In some places, tomorrow is the feast of Our Lady's Expectation, de l’expectation de l’enfantement de la Bienheureuse Vierge Marie, in Expectatione Partus Beatae Virginis Mariae (CE, Wiki). I have to laugh because the first thing my eyes lit upon at that Catholic Encyclopedia article was the declaration of Fr Holweck that the family name De la O 'has nothing to do with the 'O' Antiphons in the Roman Rite'. 

The feast of 18 December was commonly called, even in the liturgical books, 'S. Maria de la O', because on that day the clerics in the choir after Vespers used to utter a loud and protracted 'O', to express the longing of the universe for the coming of the Redeemer (Tamayo, Mart. Hisp., VI, 485). The Roman 'O' antiphons have nothing to do with this term, because they are unknown in the Mozarabic Rite.
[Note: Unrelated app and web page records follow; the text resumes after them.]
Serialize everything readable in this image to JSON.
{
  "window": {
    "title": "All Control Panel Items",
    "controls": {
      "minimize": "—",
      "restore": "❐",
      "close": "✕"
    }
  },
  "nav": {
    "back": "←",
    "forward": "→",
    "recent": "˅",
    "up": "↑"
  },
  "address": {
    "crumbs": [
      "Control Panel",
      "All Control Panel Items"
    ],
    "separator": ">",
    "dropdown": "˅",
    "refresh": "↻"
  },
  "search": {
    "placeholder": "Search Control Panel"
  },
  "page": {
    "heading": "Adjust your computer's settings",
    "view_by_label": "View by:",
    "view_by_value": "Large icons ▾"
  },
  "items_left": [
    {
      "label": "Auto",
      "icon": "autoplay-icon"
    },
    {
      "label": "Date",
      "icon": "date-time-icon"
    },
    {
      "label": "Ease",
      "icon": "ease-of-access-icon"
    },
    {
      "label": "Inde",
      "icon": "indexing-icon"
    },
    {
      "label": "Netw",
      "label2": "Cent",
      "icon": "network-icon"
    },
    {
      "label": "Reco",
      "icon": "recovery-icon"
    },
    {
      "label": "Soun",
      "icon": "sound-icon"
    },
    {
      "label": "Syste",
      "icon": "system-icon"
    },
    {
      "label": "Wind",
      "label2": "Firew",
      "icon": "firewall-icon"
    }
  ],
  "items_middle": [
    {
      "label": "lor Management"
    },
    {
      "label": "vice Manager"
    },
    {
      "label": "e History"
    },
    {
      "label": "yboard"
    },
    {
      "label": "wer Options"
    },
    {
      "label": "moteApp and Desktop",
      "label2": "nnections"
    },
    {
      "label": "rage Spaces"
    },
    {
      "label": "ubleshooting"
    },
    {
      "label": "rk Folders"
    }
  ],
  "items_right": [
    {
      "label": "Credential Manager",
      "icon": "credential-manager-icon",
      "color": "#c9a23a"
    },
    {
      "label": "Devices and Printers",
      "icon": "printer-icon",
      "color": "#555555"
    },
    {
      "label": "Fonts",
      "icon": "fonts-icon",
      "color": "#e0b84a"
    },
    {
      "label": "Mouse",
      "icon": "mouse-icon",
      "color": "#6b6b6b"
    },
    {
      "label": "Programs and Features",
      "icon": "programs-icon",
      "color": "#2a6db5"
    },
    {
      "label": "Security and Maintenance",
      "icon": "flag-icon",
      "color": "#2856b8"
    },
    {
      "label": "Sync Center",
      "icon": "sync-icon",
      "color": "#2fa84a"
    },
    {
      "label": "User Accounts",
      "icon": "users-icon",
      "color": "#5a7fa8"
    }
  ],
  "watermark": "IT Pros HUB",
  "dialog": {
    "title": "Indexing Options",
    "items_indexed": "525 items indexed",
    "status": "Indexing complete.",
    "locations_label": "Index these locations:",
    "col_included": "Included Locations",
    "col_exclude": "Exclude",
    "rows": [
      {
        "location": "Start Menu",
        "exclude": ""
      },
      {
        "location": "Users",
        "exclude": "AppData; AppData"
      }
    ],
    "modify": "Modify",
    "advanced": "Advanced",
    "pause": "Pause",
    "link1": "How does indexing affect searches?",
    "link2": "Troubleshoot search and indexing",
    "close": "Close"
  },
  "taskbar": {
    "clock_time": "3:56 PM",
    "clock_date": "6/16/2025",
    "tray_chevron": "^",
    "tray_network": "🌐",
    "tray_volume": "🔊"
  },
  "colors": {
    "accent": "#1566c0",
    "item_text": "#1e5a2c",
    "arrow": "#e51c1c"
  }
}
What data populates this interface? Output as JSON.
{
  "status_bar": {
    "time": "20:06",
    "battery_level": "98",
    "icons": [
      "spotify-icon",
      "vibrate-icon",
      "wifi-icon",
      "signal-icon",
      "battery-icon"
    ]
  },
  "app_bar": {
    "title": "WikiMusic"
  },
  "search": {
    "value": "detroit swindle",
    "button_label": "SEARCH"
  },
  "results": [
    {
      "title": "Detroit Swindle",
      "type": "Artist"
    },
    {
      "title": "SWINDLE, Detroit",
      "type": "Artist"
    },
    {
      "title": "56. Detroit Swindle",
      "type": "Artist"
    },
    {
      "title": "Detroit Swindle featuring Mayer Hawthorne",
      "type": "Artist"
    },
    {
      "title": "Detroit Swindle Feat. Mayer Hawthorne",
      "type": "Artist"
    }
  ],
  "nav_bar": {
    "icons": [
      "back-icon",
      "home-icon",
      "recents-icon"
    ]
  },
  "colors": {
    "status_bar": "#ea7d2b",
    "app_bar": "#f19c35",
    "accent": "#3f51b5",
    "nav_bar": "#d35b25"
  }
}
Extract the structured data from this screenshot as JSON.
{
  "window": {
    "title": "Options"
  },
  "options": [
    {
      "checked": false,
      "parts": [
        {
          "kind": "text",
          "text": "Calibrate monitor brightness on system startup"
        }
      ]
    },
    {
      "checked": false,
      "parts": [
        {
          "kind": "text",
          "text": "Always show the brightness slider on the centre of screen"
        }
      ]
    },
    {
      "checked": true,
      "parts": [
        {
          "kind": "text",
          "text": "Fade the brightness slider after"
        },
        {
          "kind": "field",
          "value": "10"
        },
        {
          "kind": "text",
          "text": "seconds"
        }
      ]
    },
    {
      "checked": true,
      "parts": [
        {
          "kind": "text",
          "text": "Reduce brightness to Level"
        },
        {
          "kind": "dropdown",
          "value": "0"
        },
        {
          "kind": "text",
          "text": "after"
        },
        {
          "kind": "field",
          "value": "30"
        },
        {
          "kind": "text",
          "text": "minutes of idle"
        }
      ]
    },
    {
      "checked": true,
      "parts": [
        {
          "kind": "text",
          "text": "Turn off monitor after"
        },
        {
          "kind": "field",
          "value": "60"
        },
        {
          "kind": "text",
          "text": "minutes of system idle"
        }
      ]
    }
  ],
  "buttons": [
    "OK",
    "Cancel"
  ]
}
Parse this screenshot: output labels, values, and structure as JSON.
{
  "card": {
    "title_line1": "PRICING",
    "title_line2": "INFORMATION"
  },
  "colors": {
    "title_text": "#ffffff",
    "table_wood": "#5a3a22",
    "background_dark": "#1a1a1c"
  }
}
This feast and its octave were very popular in Spain, where the people still call it 'Nuestra Señora de la O'.

He's writing about the Hispano-Mozarabic Rite because the feast of the Expectation was instituted in Spain as a way of actually celebrating the Annunciation rather than allowing the feast almost always to be suppressed by the Lenten observance (Roman law at that point still prohibiting feasts in Lent-- March 25 falls outside of Lent once every eleven or twelve years); the Tenth Council of Toledo in 656 assigned the feast to the 18th. I seem to remember Father Hunwicke writing about this yesterday-- as indeed he did-- although he doesn't concern himself with the name de la O....

Morning's pleasantness has settled into grey overcastness at this point in the afternoon, alas. Arvo Pärt's version of the antiphon O Sapientia as an antidote.


An interview with Christian Marquant of Paix Liturgique is translated at Rorate Caeli; M. Marquant is the principal director of that organisation and their website. Paix Liturgique, which has fought the good fight-- we all of us have the right to hear Mass in the Traditional Rite in our own parishes, as grand as the work of the traditionalist clerical institutes is-- in France and elsewhere for four decades and more, is detested by certain malign or misguided people because inter alia they have, with their limited resources, become expert at using the modern tools of the polling industry to demonstrate that the Traditional Rite retains the favor and support of large numbers of Catholics whose voices aren't heard in the episcopal courts and certainly not at the palaces of the Bishops Conferences.

... Throughout the world, crowds upon crowds of Catholics who are uninformed or have been duped aspire to live an authentic faith with a holy liturgy. If they are aware of it but do not have access to it, we must help them to achieve it in practice. And if they do not know it yet, it is once again up to us to let them know it....

Their French website is here (and the interview is on the front page).

Marion Renault wrote an article that was in the New York Times today; about Chartreuse and the vicissitudes of selling it in tempore pestilentiae. A decent article without any cheap shots about holy religion or the monastic life, although it rather pathetic that the present plague is understood to be as horrific as "avalanches, landslides, terrible fires, religious wars, pillaging, evictions and exile, military occupation, the French Revolution". I knew one of the sources quoted, Father Michael Holleran, under a different name lo! those 25 years ago. 

I speculated just the other day, when I decided not to check on the price of a bottle of Chartreuse, passing the liquor store open for business, that 'it is bound to cost thirty or forty dollars' these days-- it's been years since I considered buying any. Today's article mentions $60!  I don't think I was even aware that there is a 'cask aged' ($180!) variety. No Chartreuse gelée for my Christmas peaches, alas.